Twitter has been experimenting with video for a long time now. For the past few years, they have allowed advertisers to post videos to their platform. But last spring they started expanding their in-line video experience to select publishers and celebrities and in November 2014 they revealed plans of a new video product to be released “soon.”
Now, we have an idea of just how soon that release may be. Speaking to Re/Code, sources close to the new product revealed that users may get to try the new product out in as soon as “a few weeks” time, which is in keeping with earlier rumors which suggested they plan to release new video tools in the ‘first half of 2015.’
The new video product will be separate from Twitter’s insanely popular Vine app, which allows users to record short six-second lopping clips to share on the Vine platform. Vine was quick to gain traction with Twitter’s youngest demographic, but few others.
In what appears to be an attempt to mirror Facebook’s recent successes with video and fend off competition from the likes of SnapChat, Instagram’s new video offering, and other new players in the industry, Twitter’s new video product will allow users to film, edit, and post videos directly to Twitter through the app.
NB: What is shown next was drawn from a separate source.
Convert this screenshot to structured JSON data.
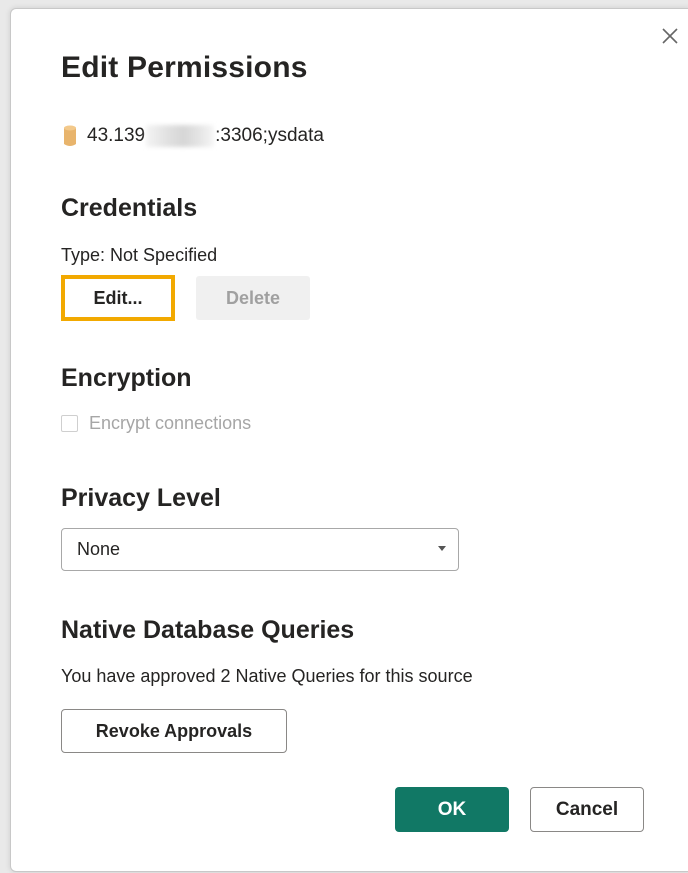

In keeping with Twitter’s micro-blogging roots, there is also expected to implement a time limit on the videos, which some sources speculate could be up to 20 seconds long.
Among the current top 10 most popular social networks, Twitter and LinkedIn are the only two that don’t have a native video offering, which puts Twitter in a precarious position as the world moves rapidly towards video as a vehicle for social engagement. Twitter has been criticized heavily for moving slowly and showing disruption anxiety in recent years. This is partly a result of their inability to hold down a Product VP; having already gone through three of them in the past year alone. If sharing any kind of list with LinkedIn isn’t a wake-up call for a company like Twitter, I don’t know what is.
A representative for Twitter refused to comment on Re/Code’s information.